— ASSIGNMENT —
Copy out all lines of the material below in which "from" occurs.
-------
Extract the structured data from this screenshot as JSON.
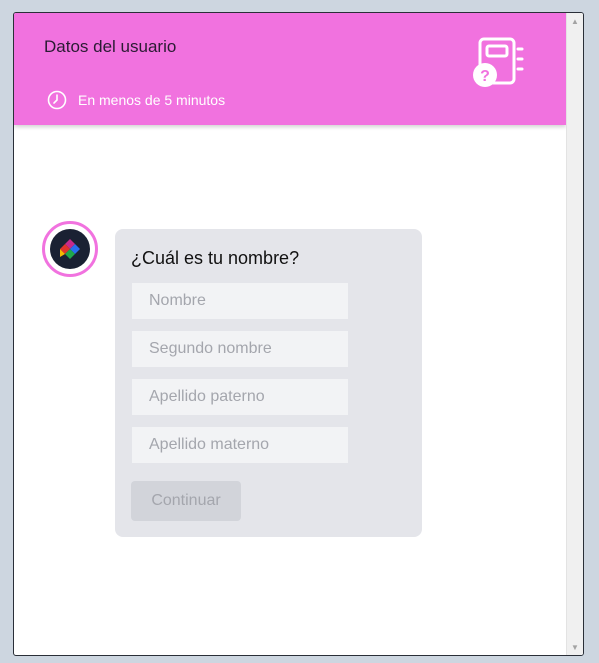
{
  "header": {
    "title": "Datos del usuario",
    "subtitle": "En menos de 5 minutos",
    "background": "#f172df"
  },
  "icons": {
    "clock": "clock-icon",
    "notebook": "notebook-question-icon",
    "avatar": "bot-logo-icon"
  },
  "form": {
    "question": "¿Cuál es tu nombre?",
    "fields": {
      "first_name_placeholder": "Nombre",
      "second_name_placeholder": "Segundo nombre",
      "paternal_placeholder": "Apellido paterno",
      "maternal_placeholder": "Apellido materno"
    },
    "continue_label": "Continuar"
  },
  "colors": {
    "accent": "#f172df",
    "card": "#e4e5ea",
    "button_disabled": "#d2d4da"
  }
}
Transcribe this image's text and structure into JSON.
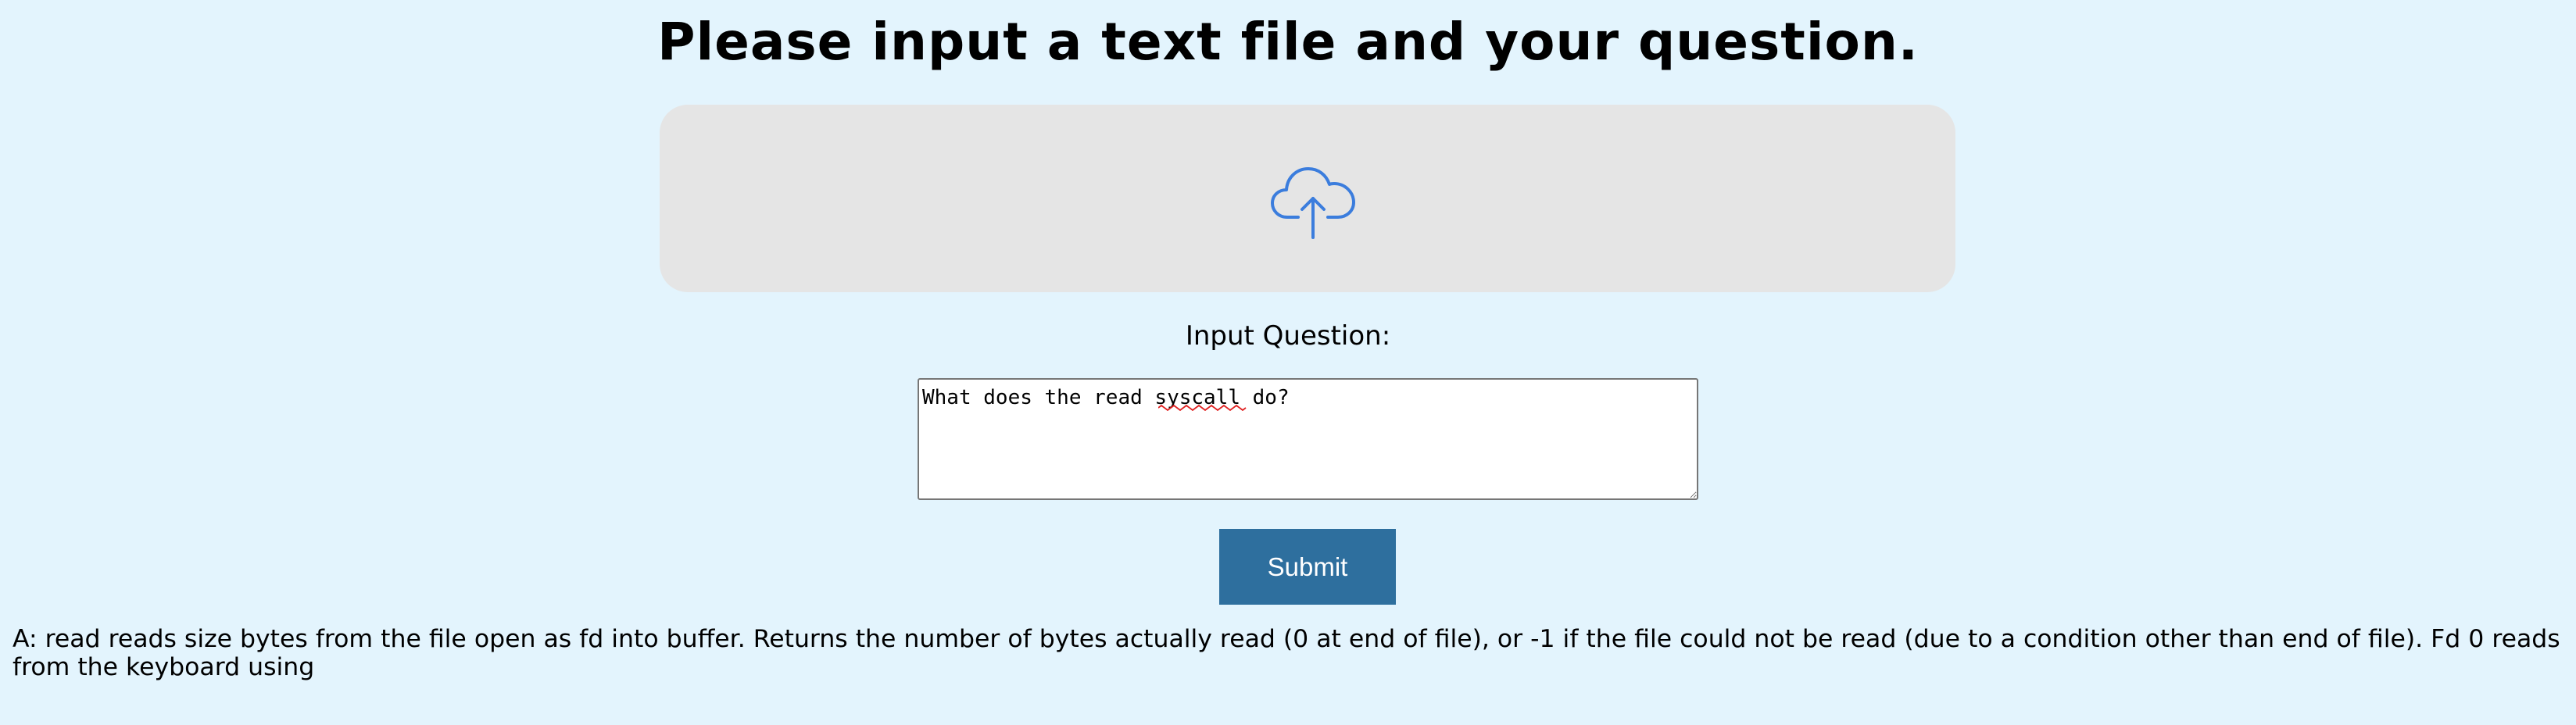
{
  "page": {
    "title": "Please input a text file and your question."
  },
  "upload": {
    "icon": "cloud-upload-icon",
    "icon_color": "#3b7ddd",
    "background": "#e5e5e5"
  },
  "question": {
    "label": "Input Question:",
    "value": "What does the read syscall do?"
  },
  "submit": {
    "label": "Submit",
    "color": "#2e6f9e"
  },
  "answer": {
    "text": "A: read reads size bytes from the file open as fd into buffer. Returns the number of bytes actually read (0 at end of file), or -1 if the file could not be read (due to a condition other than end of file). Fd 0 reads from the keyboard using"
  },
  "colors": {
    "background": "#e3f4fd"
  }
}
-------
— REPLY TO THE TASK —
Extract the structured data from this screenshot as JSON.
    "text": "A: read reads size bytes from the file open as fd into buffer. Returns the number of bytes actually read (0 at end of file), or -1 if the file could not be read (due to a condition other than end of file). Fd 0 reads from the keyboard using"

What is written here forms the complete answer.